In 1960, North Carolina Governor Luther Hodges got the General Assembly down there to appropriate $200,000 and went out into the private sectors raised another $1.5 million--which was a lot of state money back then--for the creation of a research park. Forty-eight years later, the research triangle is on its second forty-year plan and has brought hundreds of billions of dollars of investment and created tens of thousands of jobs to North Carolina.
We need to plant that kind of seed for our economic future today. That's why I have developed a plan to attract energy-based research to Virginia. We need to take public investment and coordinate research among our institutions of higher learning. By tying research to energy, we can create jobs in a field that will dominate our national dialogue for not just the next 25 years but the next 100 years.

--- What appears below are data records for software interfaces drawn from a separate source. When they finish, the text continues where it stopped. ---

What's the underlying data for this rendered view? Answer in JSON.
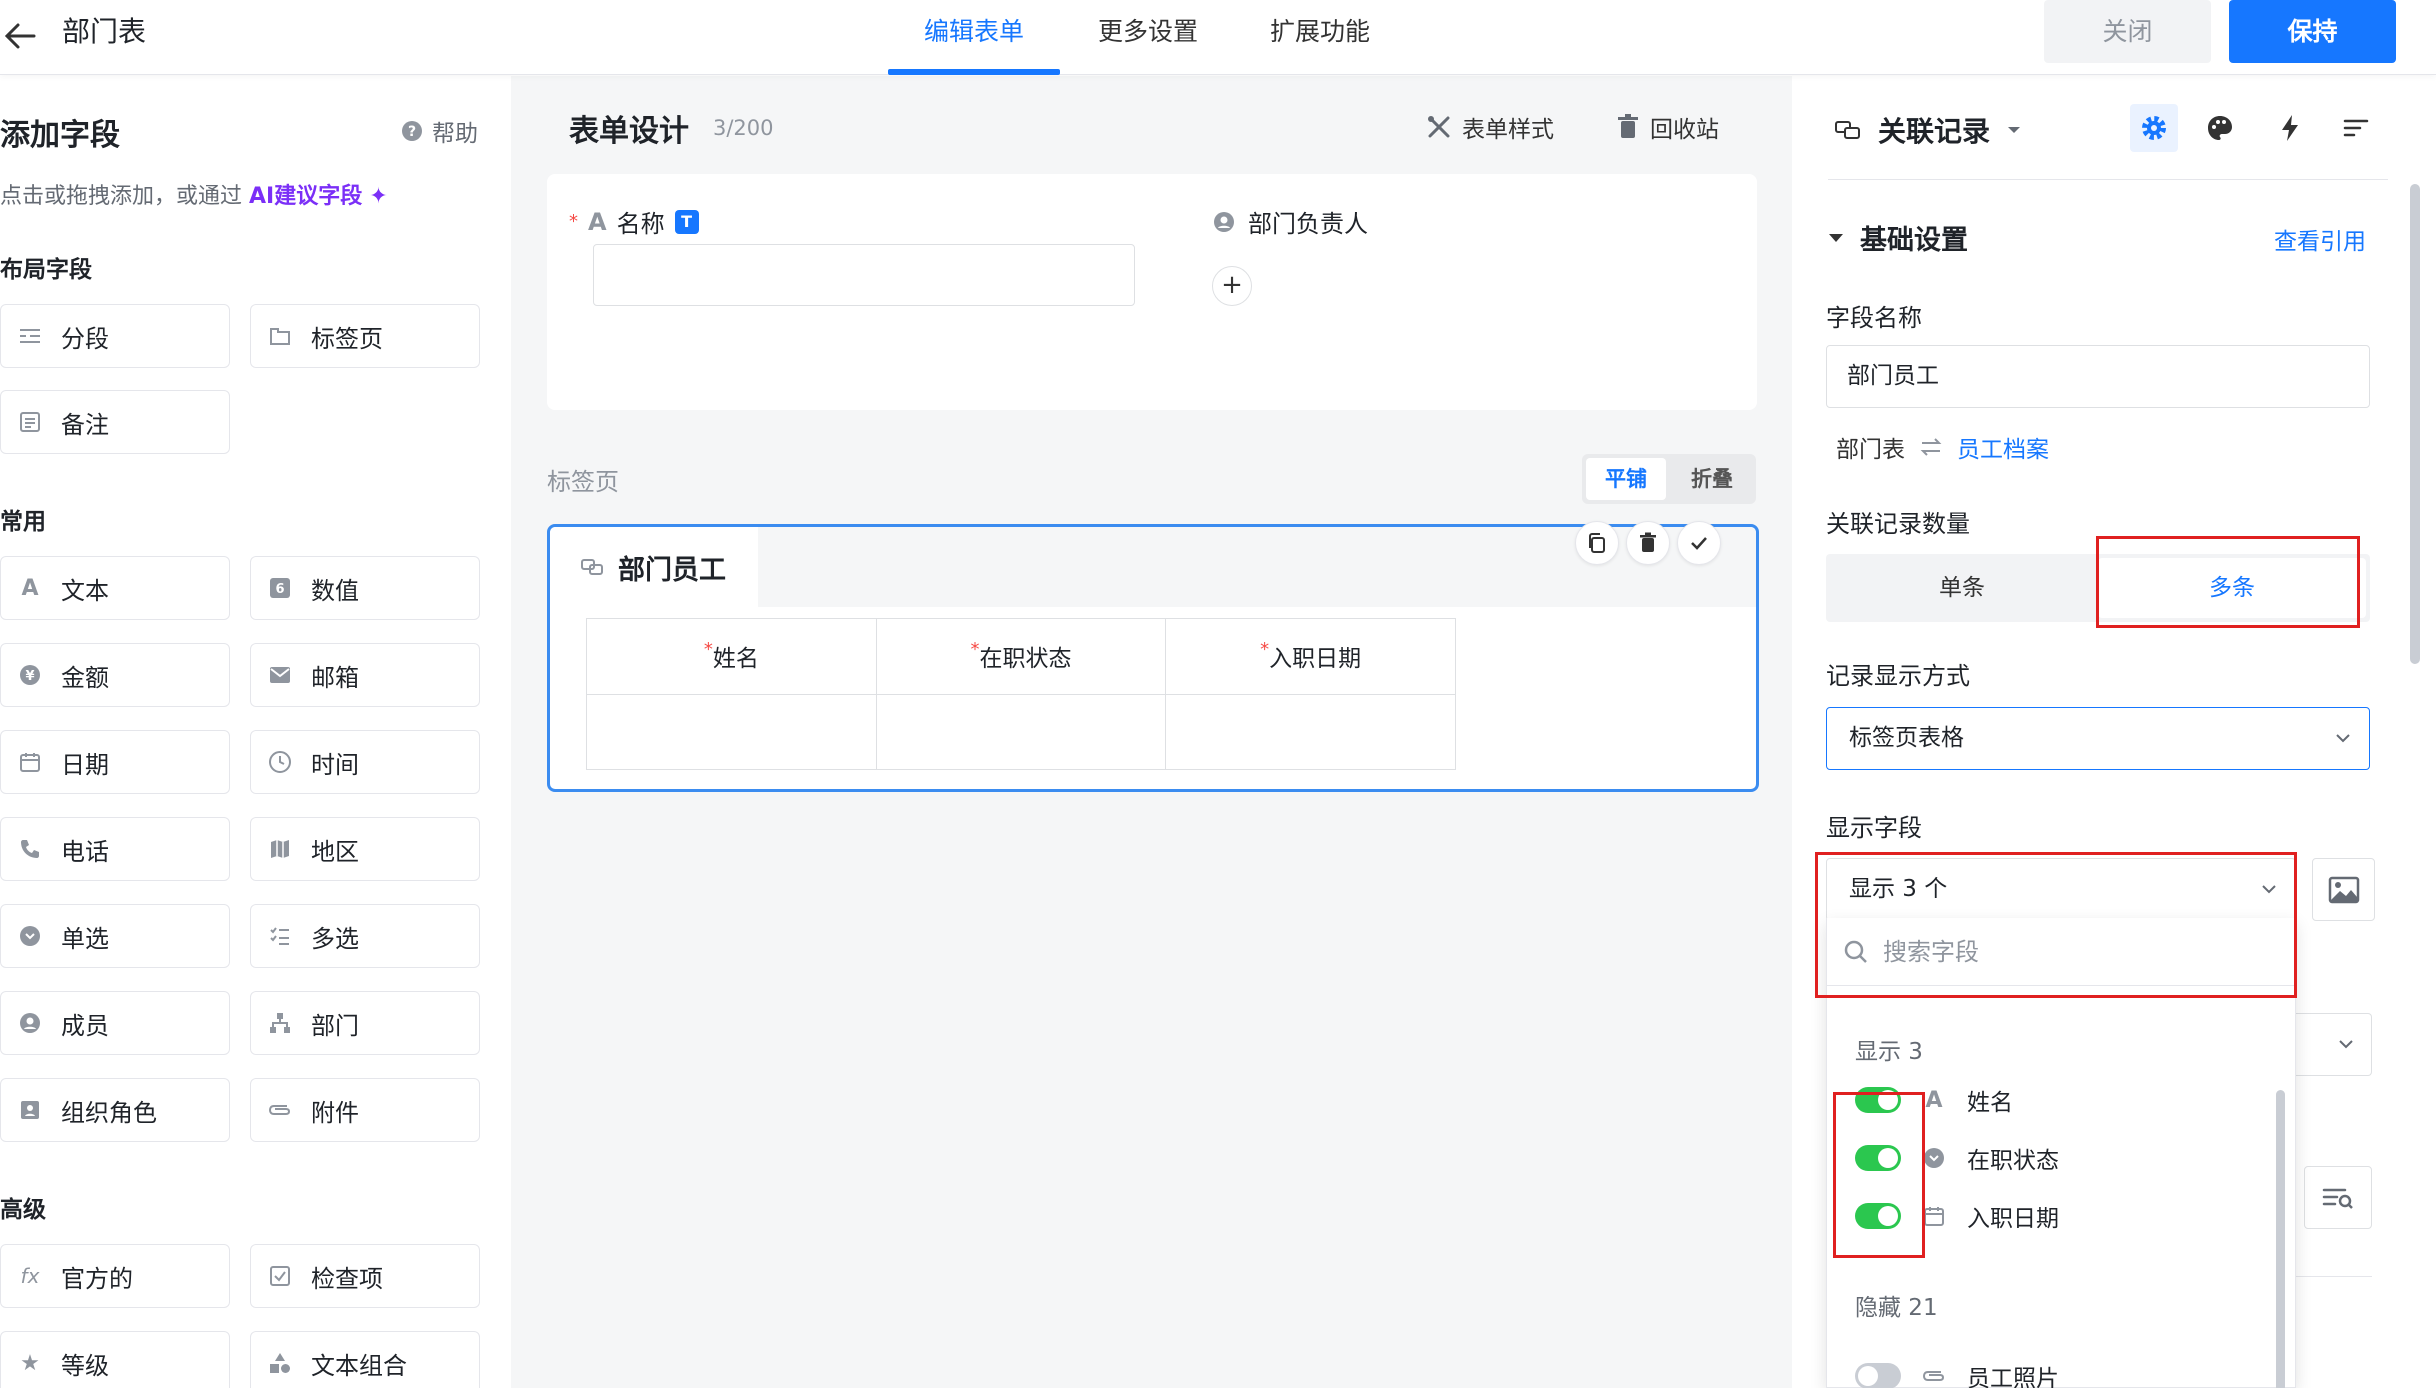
{
  "header": {
    "title": "部门表",
    "tabs": [
      "编辑表单",
      "更多设置",
      "扩展功能"
    ],
    "close_label": "关闭",
    "save_label": "保持"
  },
  "left_panel": {
    "title": "添加字段",
    "help": "帮助",
    "hint_prefix": "点击或拖拽添加，或通过",
    "hint_ai": "AI建议字段",
    "groups": {
      "layout": "布局字段",
      "common": "常用",
      "advanced": "高级"
    },
    "layout_fields": [
      "分段",
      "标签页",
      "备注"
    ],
    "common_fields": [
      "文本",
      "数值",
      "金额",
      "邮箱",
      "日期",
      "时间",
      "电话",
      "地区",
      "单选",
      "多选",
      "成员",
      "部门",
      "组织角色",
      "附件"
    ],
    "advanced_fields": [
      "官方的",
      "检查项",
      "等级",
      "文本组合"
    ]
  },
  "center": {
    "title": "表单设计",
    "count": "3/200",
    "form_style": "表单样式",
    "recycle": "回收站",
    "name_label": "名称",
    "name_badge": "T",
    "manager_label": "部门负责人",
    "add_symbol": "+",
    "tabs_label": "标签页",
    "toggle_tile": "平铺",
    "toggle_fold": "折叠",
    "subtable_title": "部门员工",
    "columns": [
      "姓名",
      "在职状态",
      "入职日期"
    ]
  },
  "right_panel": {
    "relation_title": "关联记录",
    "basic_settings": "基础设置",
    "view_reference": "查看引用",
    "field_name_label": "字段名称",
    "field_name_value": "部门员工",
    "source_table": "部门表",
    "target_table": "员工档案",
    "count_label": "关联记录数量",
    "count_single": "单条",
    "count_multi": "多条",
    "display_mode_label": "记录显示方式",
    "display_mode_value": "标签页表格",
    "display_fields_label": "显示字段",
    "display_fields_value": "显示 3 个",
    "search_placeholder": "搜索字段",
    "shown_title": "显示 3",
    "shown_fields": [
      "姓名",
      "在职状态",
      "入职日期"
    ],
    "hidden_title": "隐藏 21",
    "hidden_fields": [
      "员工照片"
    ]
  },
  "colors": {
    "primary": "#1677ff",
    "switch_on": "#2bc74f",
    "annotation": "#e02020",
    "ai_purple": "#7b2ff7"
  }
}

The Virginia Energy Technology Research Partnership will be headed by professionals, not politicians. It will include our fifteen four-year institutions, representatives from our community colleges, and business partners. It will bring higher education institutions together to put Virginia on the cutting-edge of green job creation. The partnership will be charged with coordinating education and business efforts in emerging technology industries that will bring good-paying jobs of the future right here to Virginia.
I know we can succeed. Virginians were the driving force of the 18th century American Revolution; we can be that to the 21st century energy revolution. This research is going to happen--it's only a matter of where. And, wherever it happens, there will be enormous economic opportunity and success.
The question for us is: Do we lead, or do we follow? I say we lead.
All of these programs won't matter, however, if our students are not ready to continue their education. As Governor, I want every high school senior graduating with either a semester's worth of college credit or 18 weeks of job training. Our schools will have to work together at every level and have the necessary resources to accomplish this. Expanding tele-education and online programs are smart, cost effective ways to prepare high school students for college.
Just as roads and bridges across Virginia did not crumble overnight, the state's 40% reduction in per-student funding didn't happen in one budget cycle. And the honest truth is that we are not going to be able to make all the improvements we need in higher education overnight either. It's going to take sustained investments to create an environment that encourages and enables every young Virginian to pursue higher education, and that gives our schools the tools they need to effectively and efficiently educate those students.
We'll be faced with difficult choices in this tough economic climate. But I'm confident we'll make the right choices--education is one area where we cannot afford budget cuts. I am the only candidate with a proven track record of stepping up and making the critical investments Virginia's students need.
As your next Governor, I will be realistic and honest about the problems we face. I will reach across the aisle and bring people together to create long-term solutions to benefit the entire Commonwealth.
From attracting corporate jobs and investment, to the local and state tax benefits of a better trained and higher paid workforce, Virginia must make these investment to secure our economic future. And my record and priorities have always reflected my emphasis on creating economic opportunity for all. My campaign is about moving Virginia forward, and as Governor I will work with you every day to do just that. Thank you.